# What you will do:
Restate the records below word for word, and omit the images they hold.
§
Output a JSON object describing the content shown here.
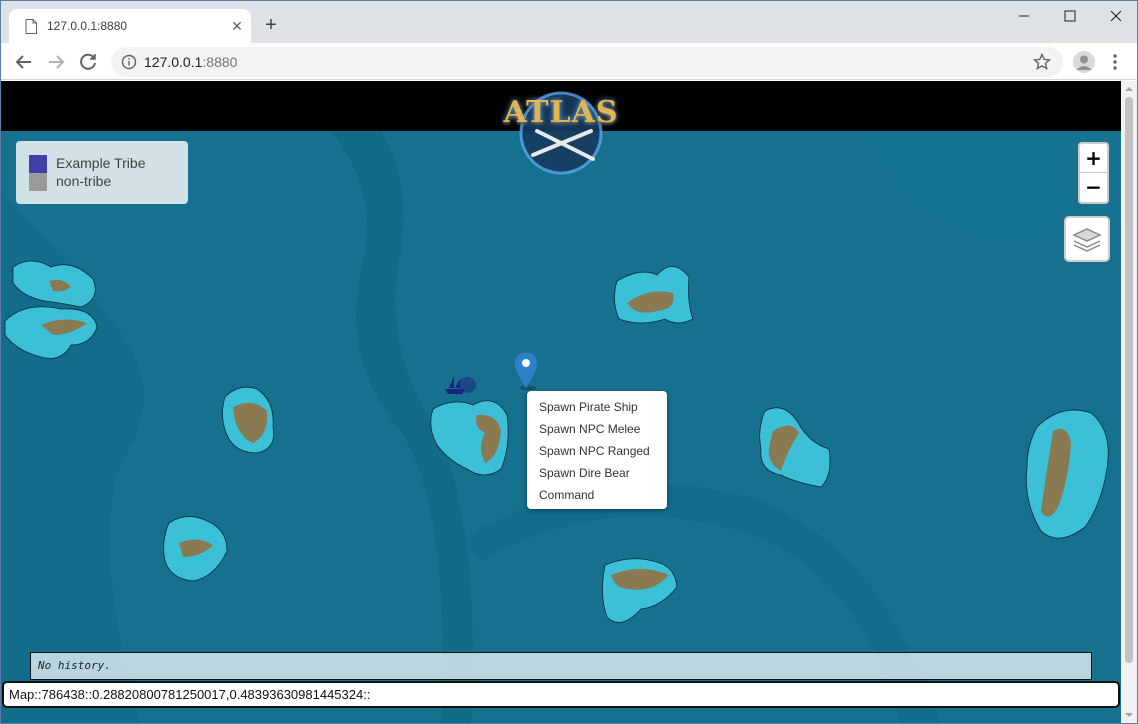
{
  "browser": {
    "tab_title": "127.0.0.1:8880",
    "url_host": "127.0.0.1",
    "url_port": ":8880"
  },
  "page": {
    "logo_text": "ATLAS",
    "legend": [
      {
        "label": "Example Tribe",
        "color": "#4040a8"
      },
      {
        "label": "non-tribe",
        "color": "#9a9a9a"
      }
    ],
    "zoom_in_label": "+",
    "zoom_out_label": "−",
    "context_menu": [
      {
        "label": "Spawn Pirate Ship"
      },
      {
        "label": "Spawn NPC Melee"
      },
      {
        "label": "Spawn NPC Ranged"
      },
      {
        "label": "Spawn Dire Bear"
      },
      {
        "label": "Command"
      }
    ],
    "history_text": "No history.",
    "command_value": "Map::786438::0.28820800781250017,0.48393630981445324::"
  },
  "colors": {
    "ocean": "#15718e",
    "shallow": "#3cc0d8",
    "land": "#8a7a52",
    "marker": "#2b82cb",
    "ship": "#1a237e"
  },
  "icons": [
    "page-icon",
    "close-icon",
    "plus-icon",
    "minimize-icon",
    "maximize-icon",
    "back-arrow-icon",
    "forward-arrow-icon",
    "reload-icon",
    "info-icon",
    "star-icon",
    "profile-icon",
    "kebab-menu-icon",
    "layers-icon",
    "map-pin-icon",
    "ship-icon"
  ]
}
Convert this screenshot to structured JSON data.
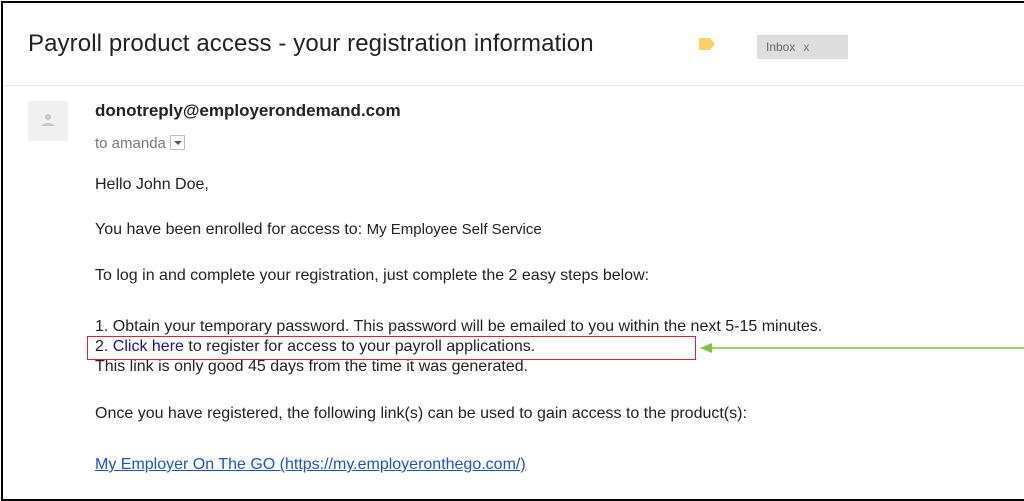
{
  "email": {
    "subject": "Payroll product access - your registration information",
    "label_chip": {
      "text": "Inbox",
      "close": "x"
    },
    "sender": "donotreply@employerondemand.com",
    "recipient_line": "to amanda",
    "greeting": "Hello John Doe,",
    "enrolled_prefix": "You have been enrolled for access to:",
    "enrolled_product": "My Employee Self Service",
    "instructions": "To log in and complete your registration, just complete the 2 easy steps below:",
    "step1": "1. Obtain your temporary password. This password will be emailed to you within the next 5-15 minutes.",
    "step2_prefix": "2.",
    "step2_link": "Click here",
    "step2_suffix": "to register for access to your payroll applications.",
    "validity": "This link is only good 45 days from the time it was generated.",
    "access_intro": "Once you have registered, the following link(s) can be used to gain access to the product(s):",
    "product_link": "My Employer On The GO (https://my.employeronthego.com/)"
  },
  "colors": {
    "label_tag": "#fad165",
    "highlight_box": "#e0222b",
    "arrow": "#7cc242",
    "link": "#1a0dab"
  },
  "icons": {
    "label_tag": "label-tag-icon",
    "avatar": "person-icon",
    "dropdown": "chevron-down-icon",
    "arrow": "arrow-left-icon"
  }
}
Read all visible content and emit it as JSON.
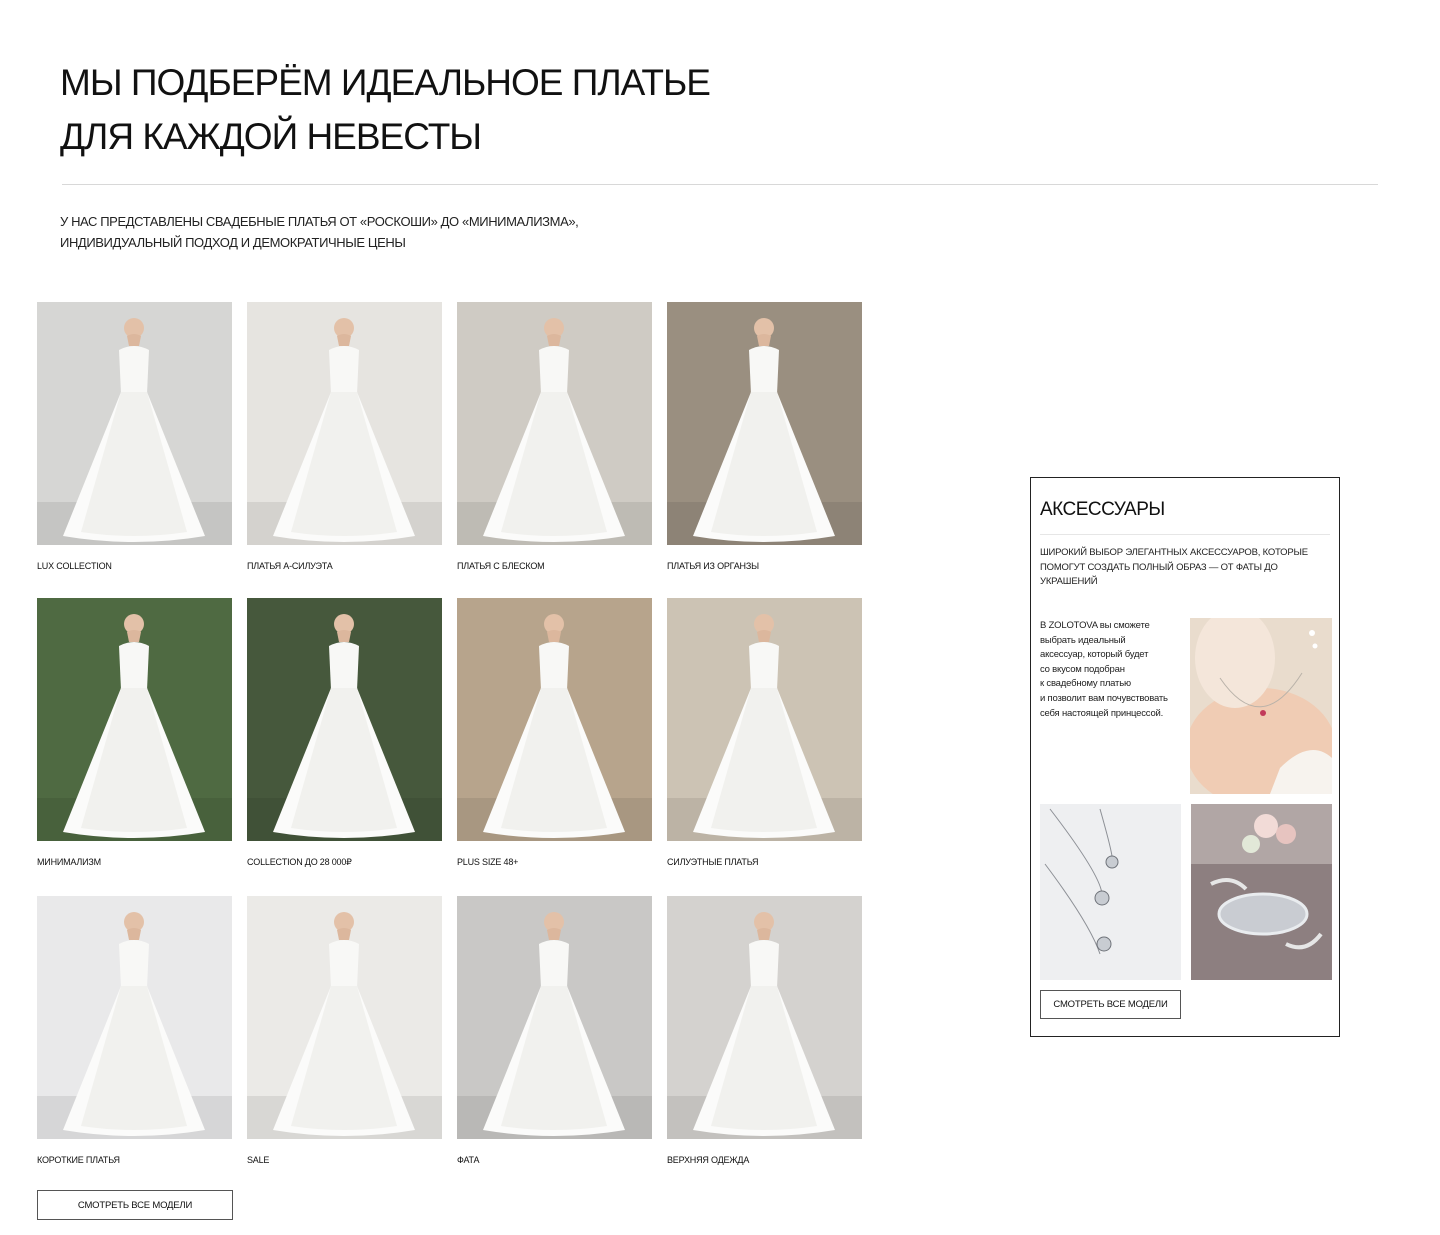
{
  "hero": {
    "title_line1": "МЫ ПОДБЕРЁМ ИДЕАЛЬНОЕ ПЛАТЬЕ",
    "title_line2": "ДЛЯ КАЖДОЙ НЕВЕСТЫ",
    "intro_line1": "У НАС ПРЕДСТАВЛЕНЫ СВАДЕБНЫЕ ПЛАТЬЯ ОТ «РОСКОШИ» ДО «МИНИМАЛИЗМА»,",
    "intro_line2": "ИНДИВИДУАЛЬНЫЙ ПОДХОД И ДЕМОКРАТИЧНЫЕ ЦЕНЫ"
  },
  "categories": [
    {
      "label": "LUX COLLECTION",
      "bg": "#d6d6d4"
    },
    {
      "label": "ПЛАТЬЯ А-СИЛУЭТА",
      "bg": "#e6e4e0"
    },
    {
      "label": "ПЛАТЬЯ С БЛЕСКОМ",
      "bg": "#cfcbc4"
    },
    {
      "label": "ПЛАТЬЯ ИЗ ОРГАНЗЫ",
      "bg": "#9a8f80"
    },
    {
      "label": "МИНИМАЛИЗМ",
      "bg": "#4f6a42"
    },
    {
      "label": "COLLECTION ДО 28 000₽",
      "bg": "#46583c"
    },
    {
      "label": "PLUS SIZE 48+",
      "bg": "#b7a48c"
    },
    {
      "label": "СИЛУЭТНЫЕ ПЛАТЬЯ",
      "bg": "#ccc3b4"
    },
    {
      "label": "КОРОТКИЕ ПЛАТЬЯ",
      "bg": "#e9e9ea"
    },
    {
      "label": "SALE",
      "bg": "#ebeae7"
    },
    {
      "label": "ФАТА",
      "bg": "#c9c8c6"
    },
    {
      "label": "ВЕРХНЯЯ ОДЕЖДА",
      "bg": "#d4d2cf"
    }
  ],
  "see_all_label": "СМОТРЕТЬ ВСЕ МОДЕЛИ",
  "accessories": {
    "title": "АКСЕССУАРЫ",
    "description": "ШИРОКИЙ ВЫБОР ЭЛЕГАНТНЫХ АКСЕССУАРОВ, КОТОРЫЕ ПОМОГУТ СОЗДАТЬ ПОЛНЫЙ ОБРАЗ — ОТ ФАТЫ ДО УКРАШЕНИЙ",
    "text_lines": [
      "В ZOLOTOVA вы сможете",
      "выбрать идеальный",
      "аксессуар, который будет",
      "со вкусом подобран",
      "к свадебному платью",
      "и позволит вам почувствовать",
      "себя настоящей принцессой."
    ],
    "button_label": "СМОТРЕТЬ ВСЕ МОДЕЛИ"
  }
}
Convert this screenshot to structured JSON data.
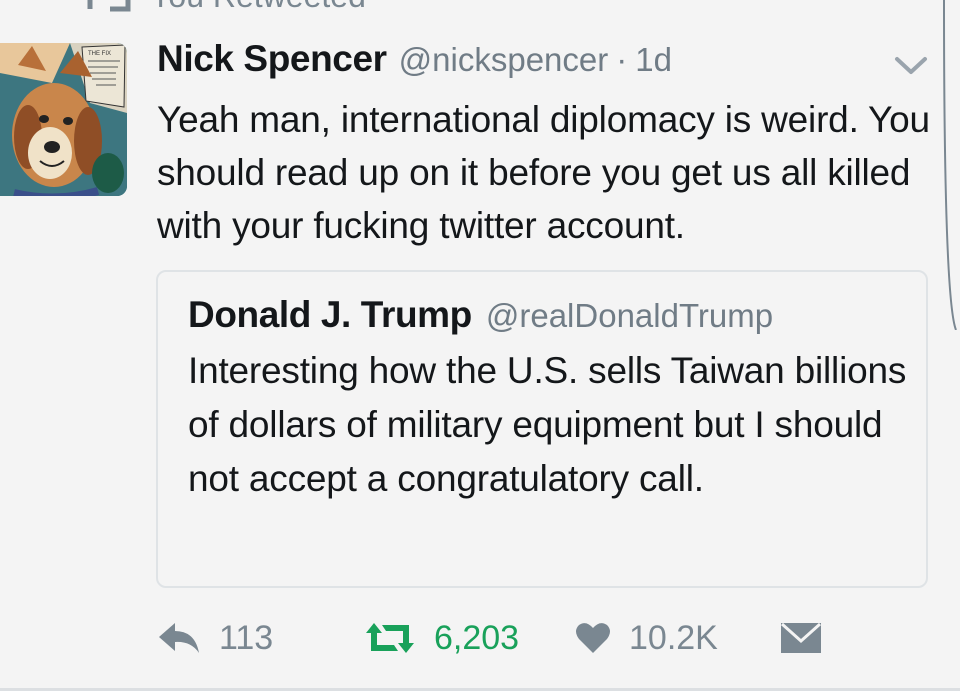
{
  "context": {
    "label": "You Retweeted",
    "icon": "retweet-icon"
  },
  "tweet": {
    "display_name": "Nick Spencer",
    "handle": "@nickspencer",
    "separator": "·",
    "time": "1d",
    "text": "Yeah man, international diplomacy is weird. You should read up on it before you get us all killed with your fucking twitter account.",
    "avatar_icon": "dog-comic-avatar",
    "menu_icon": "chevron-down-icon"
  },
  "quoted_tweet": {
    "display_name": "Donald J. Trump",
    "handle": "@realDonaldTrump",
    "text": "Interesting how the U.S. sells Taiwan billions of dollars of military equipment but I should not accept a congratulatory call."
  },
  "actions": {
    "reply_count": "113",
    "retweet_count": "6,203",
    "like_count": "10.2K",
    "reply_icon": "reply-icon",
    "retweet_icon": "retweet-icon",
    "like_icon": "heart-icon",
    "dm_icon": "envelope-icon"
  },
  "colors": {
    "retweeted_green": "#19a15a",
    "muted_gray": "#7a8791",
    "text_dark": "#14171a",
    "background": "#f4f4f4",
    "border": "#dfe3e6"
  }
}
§
# Solution for this problem:
Output a JSON object describing the content shown here.
{
  "browser": {
    "tab_title": "127.0.0.1:8880",
    "url_host": "127.0.0.1",
    "url_port": ":8880"
  },
  "page": {
    "logo_text": "ATLAS",
    "legend": [
      {
        "label": "Example Tribe",
        "color": "#4040a8"
      },
      {
        "label": "non-tribe",
        "color": "#9a9a9a"
      }
    ],
    "zoom_in_label": "+",
    "zoom_out_label": "−",
    "context_menu": [
      {
        "label": "Spawn Pirate Ship"
      },
      {
        "label": "Spawn NPC Melee"
      },
      {
        "label": "Spawn NPC Ranged"
      },
      {
        "label": "Spawn Dire Bear"
      },
      {
        "label": "Command"
      }
    ],
    "history_text": "No history.",
    "command_value": "Map::786438::0.28820800781250017,0.48393630981445324::"
  },
  "colors": {
    "ocean": "#15718e",
    "shallow": "#3cc0d8",
    "land": "#8a7a52",
    "marker": "#2b82cb",
    "ship": "#1a237e"
  },
  "icons": [
    "page-icon",
    "close-icon",
    "plus-icon",
    "minimize-icon",
    "maximize-icon",
    "back-arrow-icon",
    "forward-arrow-icon",
    "reload-icon",
    "info-icon",
    "star-icon",
    "profile-icon",
    "kebab-menu-icon",
    "layers-icon",
    "map-pin-icon",
    "ship-icon"
  ]
}
Convert this screenshot to structured JSON data.
{
  "email": {
    "subject": "Payroll product access - your registration information",
    "label_chip": {
      "text": "Inbox",
      "close": "x"
    },
    "sender": "donotreply@employerondemand.com",
    "recipient_line": "to amanda",
    "greeting": "Hello John Doe,",
    "enrolled_prefix": "You have been enrolled for access to:",
    "enrolled_product": "My Employee Self Service",
    "instructions": "To log in and complete your registration, just complete the 2 easy steps below:",
    "step1": "1. Obtain your temporary password. This password will be emailed to you within the next 5-15 minutes.",
    "step2_prefix": "2.",
    "step2_link": "Click here",
    "step2_suffix": "to register for access to your payroll applications.",
    "validity": "This link is only good 45 days from the time it was generated.",
    "access_intro": "Once you have registered, the following link(s) can be used to gain access to the product(s):",
    "product_link": "My Employer On The GO (https://my.employeronthego.com/)"
  },
  "colors": {
    "label_tag": "#fad165",
    "highlight_box": "#e0222b",
    "arrow": "#7cc242",
    "link": "#1a0dab"
  },
  "icons": {
    "label_tag": "label-tag-icon",
    "avatar": "person-icon",
    "dropdown": "chevron-down-icon",
    "arrow": "arrow-left-icon"
  }
}
Read all visible content and emit it as JSON.
{
  "hero": {
    "title_line1": "МЫ ПОДБЕРЁМ ИДЕАЛЬНОЕ ПЛАТЬЕ",
    "title_line2": "ДЛЯ КАЖДОЙ НЕВЕСТЫ",
    "intro_line1": "У НАС ПРЕДСТАВЛЕНЫ СВАДЕБНЫЕ ПЛАТЬЯ ОТ «РОСКОШИ» ДО «МИНИМАЛИЗМА»,",
    "intro_line2": "ИНДИВИДУАЛЬНЫЙ ПОДХОД И ДЕМОКРАТИЧНЫЕ ЦЕНЫ"
  },
  "categories": [
    {
      "label": "LUX COLLECTION",
      "bg": "#d6d6d4"
    },
    {
      "label": "ПЛАТЬЯ А-СИЛУЭТА",
      "bg": "#e6e4e0"
    },
    {
      "label": "ПЛАТЬЯ С БЛЕСКОМ",
      "bg": "#cfcbc4"
    },
    {
      "label": "ПЛАТЬЯ ИЗ ОРГАНЗЫ",
      "bg": "#9a8f80"
    },
    {
      "label": "МИНИМАЛИЗМ",
      "bg": "#4f6a42"
    },
    {
      "label": "COLLECTION ДО 28 000₽",
      "bg": "#46583c"
    },
    {
      "label": "PLUS SIZE 48+",
      "bg": "#b7a48c"
    },
    {
      "label": "СИЛУЭТНЫЕ ПЛАТЬЯ",
      "bg": "#ccc3b4"
    },
    {
      "label": "КОРОТКИЕ ПЛАТЬЯ",
      "bg": "#e9e9ea"
    },
    {
      "label": "SALE",
      "bg": "#ebeae7"
    },
    {
      "label": "ФАТА",
      "bg": "#c9c8c6"
    },
    {
      "label": "ВЕРХНЯЯ ОДЕЖДА",
      "bg": "#d4d2cf"
    }
  ],
  "see_all_label": "СМОТРЕТЬ ВСЕ МОДЕЛИ",
  "accessories": {
    "title": "АКСЕССУАРЫ",
    "description": "ШИРОКИЙ ВЫБОР ЭЛЕГАНТНЫХ АКСЕССУАРОВ, КОТОРЫЕ ПОМОГУТ СОЗДАТЬ ПОЛНЫЙ ОБРАЗ — ОТ ФАТЫ ДО УКРАШЕНИЙ",
    "text_lines": [
      "В ZOLOTOVA вы сможете",
      "выбрать идеальный",
      "аксессуар, который будет",
      "со вкусом подобран",
      "к свадебному платью",
      "и позволит вам почувствовать",
      "себя настоящей принцессой."
    ],
    "button_label": "СМОТРЕТЬ ВСЕ МОДЕЛИ"
  }
}
Convert this screenshot to structured JSON data.
{
  "context": {
    "label": "You Retweeted",
    "icon": "retweet-icon"
  },
  "tweet": {
    "display_name": "Nick Spencer",
    "handle": "@nickspencer",
    "separator": "·",
    "time": "1d",
    "text": "Yeah man, international diplomacy is weird. You should read up on it before you get us all killed with your fucking twitter account.",
    "avatar_icon": "dog-comic-avatar",
    "menu_icon": "chevron-down-icon"
  },
  "quoted_tweet": {
    "display_name": "Donald J. Trump",
    "handle": "@realDonaldTrump",
    "text": "Interesting how the U.S. sells Taiwan billions of dollars of military equipment but I should not accept a congratulatory call."
  },
  "actions": {
    "reply_count": "113",
    "retweet_count": "6,203",
    "like_count": "10.2K",
    "reply_icon": "reply-icon",
    "retweet_icon": "retweet-icon",
    "like_icon": "heart-icon",
    "dm_icon": "envelope-icon"
  },
  "colors": {
    "retweeted_green": "#19a15a",
    "muted_gray": "#7a8791",
    "text_dark": "#14171a",
    "background": "#f4f4f4",
    "border": "#dfe3e6"
  }
}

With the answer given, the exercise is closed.